The answer, as often in service design, is in the middle: A new form of metrics, that combines the quantitative (what happens) with the qualitative (why it happens), an idea shared by Inga Kiskyte, Chief Service Designer at Volvo Group. This is the only way to really capture attention from upper management.
In their masterclass, Calvet and Pobes offered ways to understand different definitions of value—found, for example, not just in short-term behaviors like conversions but in long-term loyalty and impact on people’s lives—and opened up the possibility of different indicators and related collection methods.
Thriving in the Middle
Silvia Lleras is Head of Research at Wallapop, the leading Spanish platform for buying and selling second-hand products, with more than 15 million users.

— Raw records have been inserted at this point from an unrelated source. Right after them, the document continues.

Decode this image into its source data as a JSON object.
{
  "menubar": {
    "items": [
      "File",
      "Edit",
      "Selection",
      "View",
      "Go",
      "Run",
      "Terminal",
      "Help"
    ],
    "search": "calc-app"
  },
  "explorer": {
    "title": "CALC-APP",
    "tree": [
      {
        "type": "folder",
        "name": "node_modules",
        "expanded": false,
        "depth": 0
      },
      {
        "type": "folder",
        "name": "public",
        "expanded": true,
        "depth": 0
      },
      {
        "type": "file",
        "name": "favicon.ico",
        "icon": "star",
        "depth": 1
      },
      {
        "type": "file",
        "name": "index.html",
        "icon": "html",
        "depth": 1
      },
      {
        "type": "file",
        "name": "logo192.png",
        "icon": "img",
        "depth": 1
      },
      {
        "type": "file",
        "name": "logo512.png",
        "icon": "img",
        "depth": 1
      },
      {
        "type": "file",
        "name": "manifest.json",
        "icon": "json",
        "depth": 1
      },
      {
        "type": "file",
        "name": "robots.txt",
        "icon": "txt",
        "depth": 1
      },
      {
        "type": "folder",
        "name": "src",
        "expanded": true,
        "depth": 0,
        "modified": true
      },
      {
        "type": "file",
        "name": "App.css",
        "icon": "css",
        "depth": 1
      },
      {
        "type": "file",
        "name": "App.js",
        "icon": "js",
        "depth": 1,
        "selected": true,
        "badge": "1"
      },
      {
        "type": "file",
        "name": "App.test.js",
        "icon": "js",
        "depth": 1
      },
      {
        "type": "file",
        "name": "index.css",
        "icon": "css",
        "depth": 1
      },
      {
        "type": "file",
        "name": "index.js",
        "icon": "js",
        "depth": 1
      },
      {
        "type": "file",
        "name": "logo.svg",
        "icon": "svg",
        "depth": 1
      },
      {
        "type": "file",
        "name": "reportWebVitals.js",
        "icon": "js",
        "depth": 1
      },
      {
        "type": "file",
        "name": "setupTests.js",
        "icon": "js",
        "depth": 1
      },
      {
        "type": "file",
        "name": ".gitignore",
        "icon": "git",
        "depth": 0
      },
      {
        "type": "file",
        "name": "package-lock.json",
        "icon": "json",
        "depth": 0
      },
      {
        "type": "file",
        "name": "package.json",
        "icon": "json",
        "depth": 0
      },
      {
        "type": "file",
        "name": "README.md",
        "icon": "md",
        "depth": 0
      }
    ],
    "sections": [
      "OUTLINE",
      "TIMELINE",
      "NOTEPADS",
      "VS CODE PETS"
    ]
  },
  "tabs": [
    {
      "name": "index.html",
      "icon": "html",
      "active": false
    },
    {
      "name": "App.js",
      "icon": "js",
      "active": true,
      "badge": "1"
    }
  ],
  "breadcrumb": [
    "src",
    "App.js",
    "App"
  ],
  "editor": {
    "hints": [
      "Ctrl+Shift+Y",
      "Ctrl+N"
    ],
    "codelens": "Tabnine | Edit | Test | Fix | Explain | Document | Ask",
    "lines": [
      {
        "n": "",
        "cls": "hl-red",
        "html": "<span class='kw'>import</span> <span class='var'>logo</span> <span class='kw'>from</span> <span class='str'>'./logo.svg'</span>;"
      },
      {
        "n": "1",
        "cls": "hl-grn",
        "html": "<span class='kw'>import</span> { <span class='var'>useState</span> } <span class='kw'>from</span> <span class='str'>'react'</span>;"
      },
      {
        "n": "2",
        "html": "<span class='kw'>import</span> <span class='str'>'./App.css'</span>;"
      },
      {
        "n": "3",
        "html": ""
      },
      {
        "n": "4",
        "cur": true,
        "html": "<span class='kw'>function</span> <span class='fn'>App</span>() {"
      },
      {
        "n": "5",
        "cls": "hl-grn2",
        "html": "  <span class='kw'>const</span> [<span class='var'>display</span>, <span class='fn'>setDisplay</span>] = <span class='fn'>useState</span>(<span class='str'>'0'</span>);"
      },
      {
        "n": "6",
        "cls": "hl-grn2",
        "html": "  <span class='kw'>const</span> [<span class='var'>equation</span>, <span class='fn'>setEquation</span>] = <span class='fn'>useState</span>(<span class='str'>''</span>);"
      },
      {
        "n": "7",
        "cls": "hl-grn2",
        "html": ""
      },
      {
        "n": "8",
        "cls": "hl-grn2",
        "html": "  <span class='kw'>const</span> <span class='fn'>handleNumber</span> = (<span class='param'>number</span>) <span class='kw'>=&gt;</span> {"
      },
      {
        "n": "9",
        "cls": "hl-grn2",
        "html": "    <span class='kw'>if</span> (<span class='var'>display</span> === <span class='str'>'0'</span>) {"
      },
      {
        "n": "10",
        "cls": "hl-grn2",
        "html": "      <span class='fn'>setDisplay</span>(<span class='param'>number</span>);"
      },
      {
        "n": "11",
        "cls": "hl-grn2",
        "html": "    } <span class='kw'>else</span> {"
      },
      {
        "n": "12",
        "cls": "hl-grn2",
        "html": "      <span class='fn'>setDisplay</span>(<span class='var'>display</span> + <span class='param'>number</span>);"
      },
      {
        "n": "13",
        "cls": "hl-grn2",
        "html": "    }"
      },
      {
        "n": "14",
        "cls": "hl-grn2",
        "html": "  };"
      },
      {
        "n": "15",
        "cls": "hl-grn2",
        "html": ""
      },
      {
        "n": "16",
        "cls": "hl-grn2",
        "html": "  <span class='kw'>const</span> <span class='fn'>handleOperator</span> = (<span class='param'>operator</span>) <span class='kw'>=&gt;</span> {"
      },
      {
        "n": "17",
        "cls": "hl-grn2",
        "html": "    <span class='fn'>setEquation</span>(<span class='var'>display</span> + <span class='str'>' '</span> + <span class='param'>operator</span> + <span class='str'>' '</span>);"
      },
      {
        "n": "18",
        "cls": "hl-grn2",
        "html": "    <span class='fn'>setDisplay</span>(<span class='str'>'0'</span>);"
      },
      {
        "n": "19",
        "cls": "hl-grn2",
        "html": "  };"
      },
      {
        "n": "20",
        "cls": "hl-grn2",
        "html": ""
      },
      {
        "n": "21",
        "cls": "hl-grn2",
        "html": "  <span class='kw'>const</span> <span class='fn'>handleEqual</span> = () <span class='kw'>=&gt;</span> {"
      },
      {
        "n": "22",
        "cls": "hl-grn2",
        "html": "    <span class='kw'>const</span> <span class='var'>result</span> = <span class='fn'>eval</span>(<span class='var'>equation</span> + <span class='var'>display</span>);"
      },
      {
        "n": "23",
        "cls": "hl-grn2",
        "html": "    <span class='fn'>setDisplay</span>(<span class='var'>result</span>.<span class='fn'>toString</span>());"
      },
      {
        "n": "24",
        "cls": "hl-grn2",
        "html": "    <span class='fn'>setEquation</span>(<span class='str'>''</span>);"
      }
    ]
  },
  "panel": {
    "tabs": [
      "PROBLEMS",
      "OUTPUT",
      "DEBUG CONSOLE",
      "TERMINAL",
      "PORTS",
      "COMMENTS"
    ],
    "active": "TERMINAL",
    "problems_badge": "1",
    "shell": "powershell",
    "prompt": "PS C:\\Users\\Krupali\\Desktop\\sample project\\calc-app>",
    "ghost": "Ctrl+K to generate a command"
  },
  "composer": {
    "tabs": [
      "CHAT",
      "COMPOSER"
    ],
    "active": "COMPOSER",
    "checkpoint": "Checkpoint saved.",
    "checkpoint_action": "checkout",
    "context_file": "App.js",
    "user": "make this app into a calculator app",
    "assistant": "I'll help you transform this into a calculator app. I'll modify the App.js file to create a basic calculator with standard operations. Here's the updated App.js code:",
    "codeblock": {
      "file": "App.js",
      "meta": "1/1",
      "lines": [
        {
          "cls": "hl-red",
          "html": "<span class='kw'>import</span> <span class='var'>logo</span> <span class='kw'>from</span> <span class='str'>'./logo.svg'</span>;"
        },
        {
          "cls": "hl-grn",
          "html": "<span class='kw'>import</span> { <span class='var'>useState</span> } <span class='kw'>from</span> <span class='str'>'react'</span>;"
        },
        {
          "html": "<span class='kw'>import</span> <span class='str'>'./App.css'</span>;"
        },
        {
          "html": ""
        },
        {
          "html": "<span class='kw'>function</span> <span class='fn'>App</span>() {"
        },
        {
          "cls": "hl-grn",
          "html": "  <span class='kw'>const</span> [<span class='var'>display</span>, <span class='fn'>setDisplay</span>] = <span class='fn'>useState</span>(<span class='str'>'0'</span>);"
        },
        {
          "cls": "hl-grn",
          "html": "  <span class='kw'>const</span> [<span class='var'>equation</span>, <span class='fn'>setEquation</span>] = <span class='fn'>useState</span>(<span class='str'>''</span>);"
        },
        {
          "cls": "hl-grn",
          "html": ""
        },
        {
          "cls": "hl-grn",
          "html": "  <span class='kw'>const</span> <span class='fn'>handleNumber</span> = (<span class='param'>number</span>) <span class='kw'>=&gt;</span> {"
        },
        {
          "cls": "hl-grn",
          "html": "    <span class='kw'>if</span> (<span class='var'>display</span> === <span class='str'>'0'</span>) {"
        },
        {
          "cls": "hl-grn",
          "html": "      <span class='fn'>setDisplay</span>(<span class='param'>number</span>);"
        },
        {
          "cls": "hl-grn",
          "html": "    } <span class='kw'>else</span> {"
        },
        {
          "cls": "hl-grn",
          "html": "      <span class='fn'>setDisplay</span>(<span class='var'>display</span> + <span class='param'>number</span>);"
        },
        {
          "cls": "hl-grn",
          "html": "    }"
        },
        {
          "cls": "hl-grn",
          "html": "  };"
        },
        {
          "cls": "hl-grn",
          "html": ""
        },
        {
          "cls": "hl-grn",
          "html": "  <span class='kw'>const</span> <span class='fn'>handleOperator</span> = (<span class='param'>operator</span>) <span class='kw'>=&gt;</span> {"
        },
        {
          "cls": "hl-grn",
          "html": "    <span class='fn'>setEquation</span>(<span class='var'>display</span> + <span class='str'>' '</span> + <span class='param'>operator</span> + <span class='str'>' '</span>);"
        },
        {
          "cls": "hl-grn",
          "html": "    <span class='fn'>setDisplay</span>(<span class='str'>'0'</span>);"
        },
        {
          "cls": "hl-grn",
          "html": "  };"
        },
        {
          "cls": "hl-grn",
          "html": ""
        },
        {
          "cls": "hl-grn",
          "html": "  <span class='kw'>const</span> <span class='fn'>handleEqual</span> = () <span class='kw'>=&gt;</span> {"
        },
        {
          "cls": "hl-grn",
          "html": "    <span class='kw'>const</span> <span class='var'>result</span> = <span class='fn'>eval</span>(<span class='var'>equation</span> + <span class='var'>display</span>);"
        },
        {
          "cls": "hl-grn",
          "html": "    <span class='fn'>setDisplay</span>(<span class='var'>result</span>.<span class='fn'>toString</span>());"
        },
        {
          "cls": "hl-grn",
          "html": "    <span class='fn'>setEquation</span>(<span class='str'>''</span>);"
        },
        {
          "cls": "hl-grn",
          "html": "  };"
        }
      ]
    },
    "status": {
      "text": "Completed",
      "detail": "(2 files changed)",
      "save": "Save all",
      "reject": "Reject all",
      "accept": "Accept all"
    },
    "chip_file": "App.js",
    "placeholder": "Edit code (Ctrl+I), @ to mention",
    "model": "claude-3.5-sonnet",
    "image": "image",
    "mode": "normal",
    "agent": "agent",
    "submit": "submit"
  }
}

In eight years, the platform has changed the perception of buying second-hand and has pushed forward a different type of commerce, one that puts local exchange and trust among people in the center. But with customers being conditioned to expect extremely convenient and hyper-personalized services, is there still space for a more conscious kind of consumption?
Lleras shared the three dilemmas that she has detected when defining new services and interactions within a scale-up like Wallapop. They represent challenges for designing new services for alternative consumption, and the answer to these dilemmas is often found right in the middle.
Immediate Convenience vs. Reducing Impact: Wallapop adopted some of the paradigms of hyper-convenience typical of eCommerce and applied them to conscious consumption, launching an in-app shipping service and home pick-up service.
Isolated Lives vs. Local Economies: The service gives customers the freedom to choose the degree of personal connection they’d like to adopt, from pick up and shipping to real-life meet-ups between seller and buyer. It also acts as a way for people to kickstart their own small, local businesses—specialized in selling specific items and with their own communities attached to them.
Hyper-guided Personalization vs. Owning Discovery: While of course adopting the latest in personalized recommendations, Wallapop is careful to avoid falling into loops of sameness, leaving instead some leeway for moments of serendipity and active discovery.
Wallapop is a great example of how service design truly thrives when it finds its place in the middle rather than at the extremes, leading to the kind of positive compromise that customers are looking for.
What this can mean for organizations is clear. Service design is not magic, but it can indeed be instrumental in bringing positive impact for people, the planet, and business. It won’t be easy, or a particularly linear process, but it’s worth the ride.